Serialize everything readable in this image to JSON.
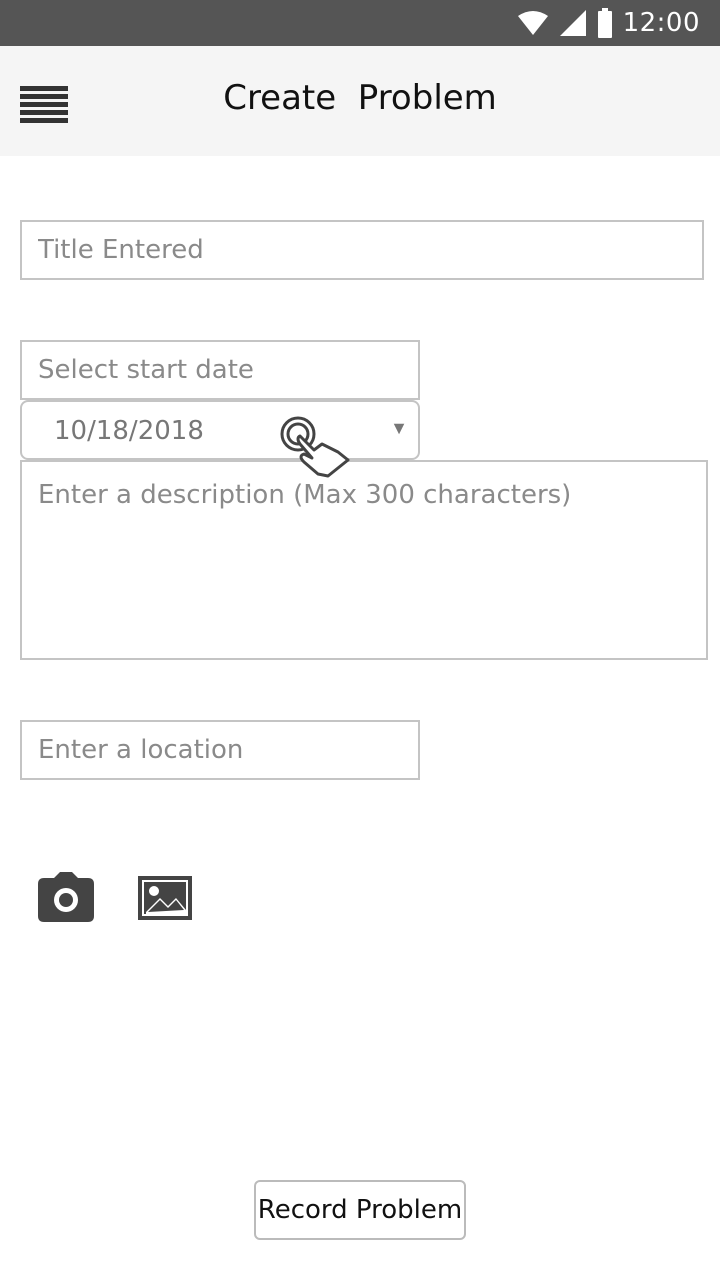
{
  "status_bar": {
    "time": "12:00",
    "icons": [
      "wifi-icon",
      "signal-icon",
      "battery-icon"
    ]
  },
  "app_bar": {
    "title": "Create  Problem",
    "menu_icon": "hamburger-menu-icon"
  },
  "form": {
    "title_field": {
      "value": "",
      "placeholder": "Title Entered"
    },
    "start_date_field": {
      "value": "",
      "placeholder": "Select start date"
    },
    "date_select": {
      "selected": "10/18/2018",
      "arrow_icon": "triangle-down-icon"
    },
    "description_field": {
      "value": "",
      "placeholder": "Enter a description (Max 300 characters)"
    },
    "location_field": {
      "value": "",
      "placeholder": "Enter a location"
    }
  },
  "media": {
    "camera_icon": "camera-icon",
    "gallery_icon": "image-gallery-icon"
  },
  "actions": {
    "record_label": "Record Problem"
  },
  "colors": {
    "status_bar": "#555555",
    "app_bar": "#f5f5f5",
    "border": "#c4c4c4",
    "icon": "#444444"
  }
}
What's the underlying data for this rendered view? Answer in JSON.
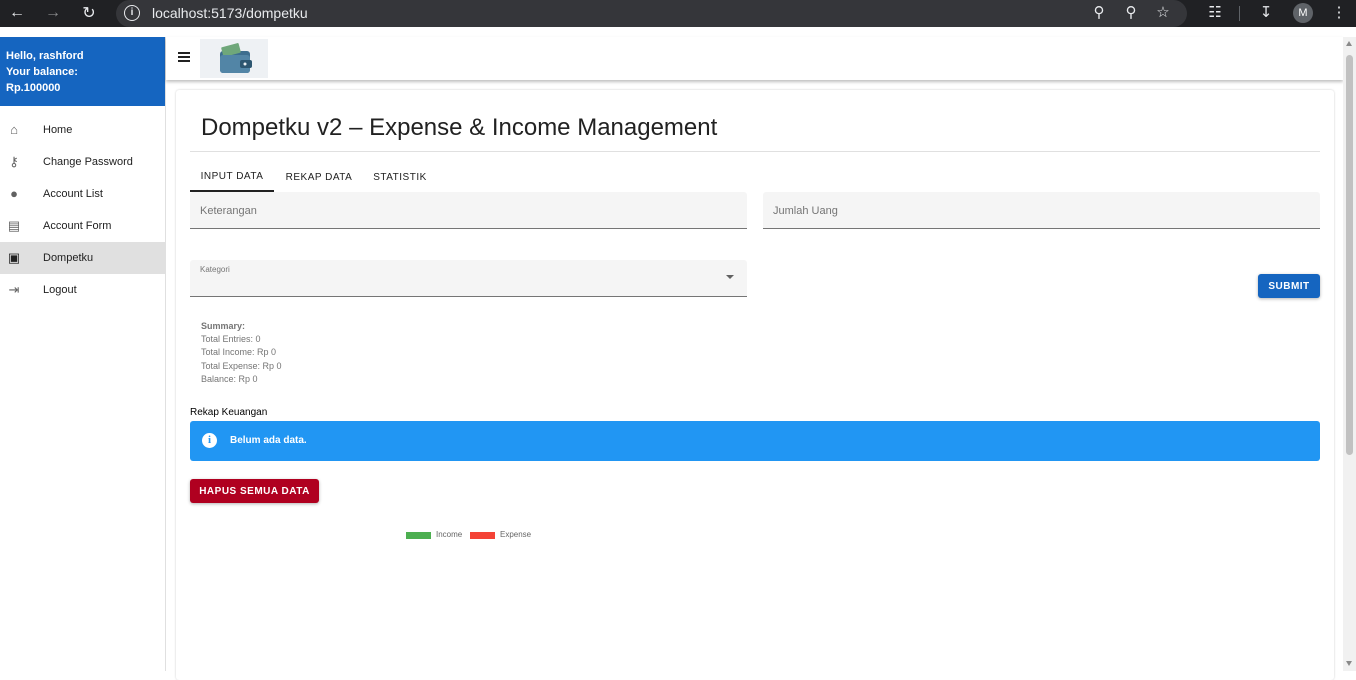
{
  "browser": {
    "url": "localhost:5173/dompetku",
    "profile_initial": "M"
  },
  "sidebar": {
    "greeting": "Hello, rashford",
    "balance_label": "Your balance:",
    "balance_value": "Rp.100000",
    "items": [
      {
        "label": "Home",
        "icon": "home-icon"
      },
      {
        "label": "Change Password",
        "icon": "key-icon"
      },
      {
        "label": "Account List",
        "icon": "person-icon"
      },
      {
        "label": "Account Form",
        "icon": "form-icon"
      },
      {
        "label": "Dompetku",
        "icon": "wallet-icon",
        "active": true
      },
      {
        "label": "Logout",
        "icon": "logout-icon"
      }
    ]
  },
  "main": {
    "title": "Dompetku v2 – Expense & Income Management",
    "tabs": [
      {
        "label": "INPUT DATA",
        "active": true
      },
      {
        "label": "REKAP DATA"
      },
      {
        "label": "STATISTIK"
      }
    ],
    "form": {
      "keterangan_label": "Keterangan",
      "jumlah_label": "Jumlah Uang",
      "kategori_label": "Kategori",
      "submit_label": "SUBMIT"
    },
    "summary": {
      "title": "Summary:",
      "total_entries": "Total Entries: 0",
      "total_income": "Total Income: Rp 0",
      "total_expense": "Total Expense: Rp 0",
      "balance": "Balance: Rp 0"
    },
    "rekap": {
      "title": "Rekap Keuangan",
      "empty_message": "Belum ada data.",
      "delete_label": "HAPUS SEMUA DATA"
    },
    "legend": [
      {
        "label": "Income",
        "color": "#4caf50"
      },
      {
        "label": "Expense",
        "color": "#f44336"
      }
    ]
  },
  "colors": {
    "primary": "#1565c0",
    "info": "#2196f3",
    "danger": "#b00020"
  }
}
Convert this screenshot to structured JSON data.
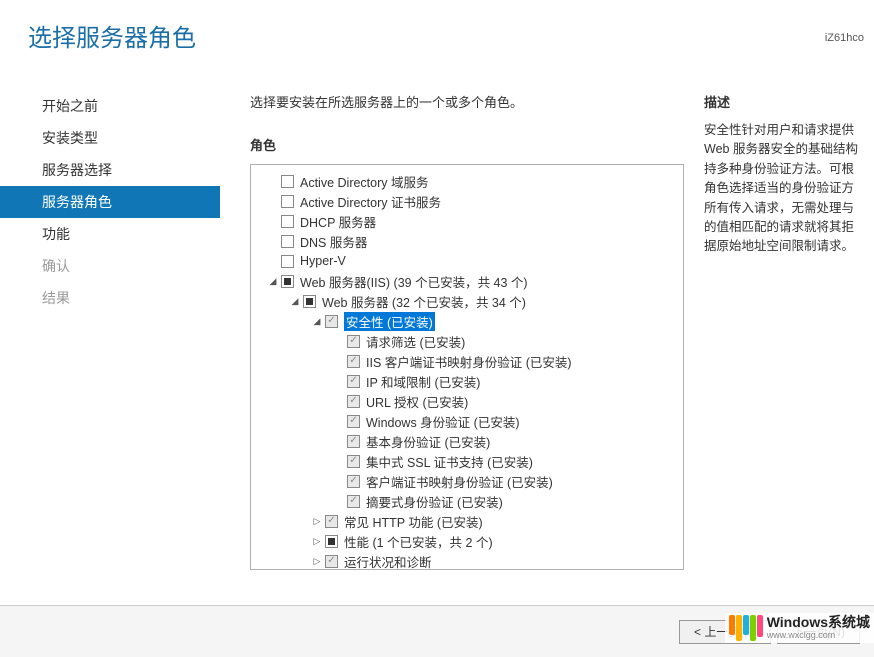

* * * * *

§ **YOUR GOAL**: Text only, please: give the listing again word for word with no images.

§ **EXERCISE SOLUTION**:
Serialize everything readable in this image to JSON.
{
  "status_bar": {
    "time": "12:00",
    "icons": [
      "wifi-icon",
      "signal-icon",
      "battery-icon"
    ]
  },
  "app_bar": {
    "title": "Create  Problem",
    "menu_icon": "hamburger-menu-icon"
  },
  "form": {
    "title_field": {
      "value": "",
      "placeholder": "Title Entered"
    },
    "start_date_field": {
      "value": "",
      "placeholder": "Select start date"
    },
    "date_select": {
      "selected": "10/18/2018",
      "arrow_icon": "triangle-down-icon"
    },
    "description_field": {
      "value": "",
      "placeholder": "Enter a description (Max 300 characters)"
    },
    "location_field": {
      "value": "",
      "placeholder": "Enter a location"
    }
  },
  "media": {
    "camera_icon": "camera-icon",
    "gallery_icon": "image-gallery-icon"
  },
  "actions": {
    "record_label": "Record Problem"
  },
  "colors": {
    "status_bar": "#555555",
    "app_bar": "#f5f5f5",
    "border": "#c4c4c4",
    "icon": "#444444"
  }
}
What's the underlying data for this rendered view? Answer in JSON.
{
  "browser": {
    "url": "localhost:5173/dompetku",
    "profile_initial": "M"
  },
  "sidebar": {
    "greeting": "Hello, rashford",
    "balance_label": "Your balance:",
    "balance_value": "Rp.100000",
    "items": [
      {
        "label": "Home",
        "icon": "home-icon"
      },
      {
        "label": "Change Password",
        "icon": "key-icon"
      },
      {
        "label": "Account List",
        "icon": "person-icon"
      },
      {
        "label": "Account Form",
        "icon": "form-icon"
      },
      {
        "label": "Dompetku",
        "icon": "wallet-icon",
        "active": true
      },
      {
        "label": "Logout",
        "icon": "logout-icon"
      }
    ]
  },
  "main": {
    "title": "Dompetku v2 – Expense & Income Management",
    "tabs": [
      {
        "label": "INPUT DATA",
        "active": true
      },
      {
        "label": "REKAP DATA"
      },
      {
        "label": "STATISTIK"
      }
    ],
    "form": {
      "keterangan_label": "Keterangan",
      "jumlah_label": "Jumlah Uang",
      "kategori_label": "Kategori",
      "submit_label": "SUBMIT"
    },
    "summary": {
      "title": "Summary:",
      "total_entries": "Total Entries: 0",
      "total_income": "Total Income: Rp 0",
      "total_expense": "Total Expense: Rp 0",
      "balance": "Balance: Rp 0"
    },
    "rekap": {
      "title": "Rekap Keuangan",
      "empty_message": "Belum ada data.",
      "delete_label": "HAPUS SEMUA DATA"
    },
    "legend": [
      {
        "label": "Income",
        "color": "#4caf50"
      },
      {
        "label": "Expense",
        "color": "#f44336"
      }
    ]
  },
  "colors": {
    "primary": "#1565c0",
    "info": "#2196f3",
    "danger": "#b00020"
  }
}
Convert this screenshot to structured JSON data.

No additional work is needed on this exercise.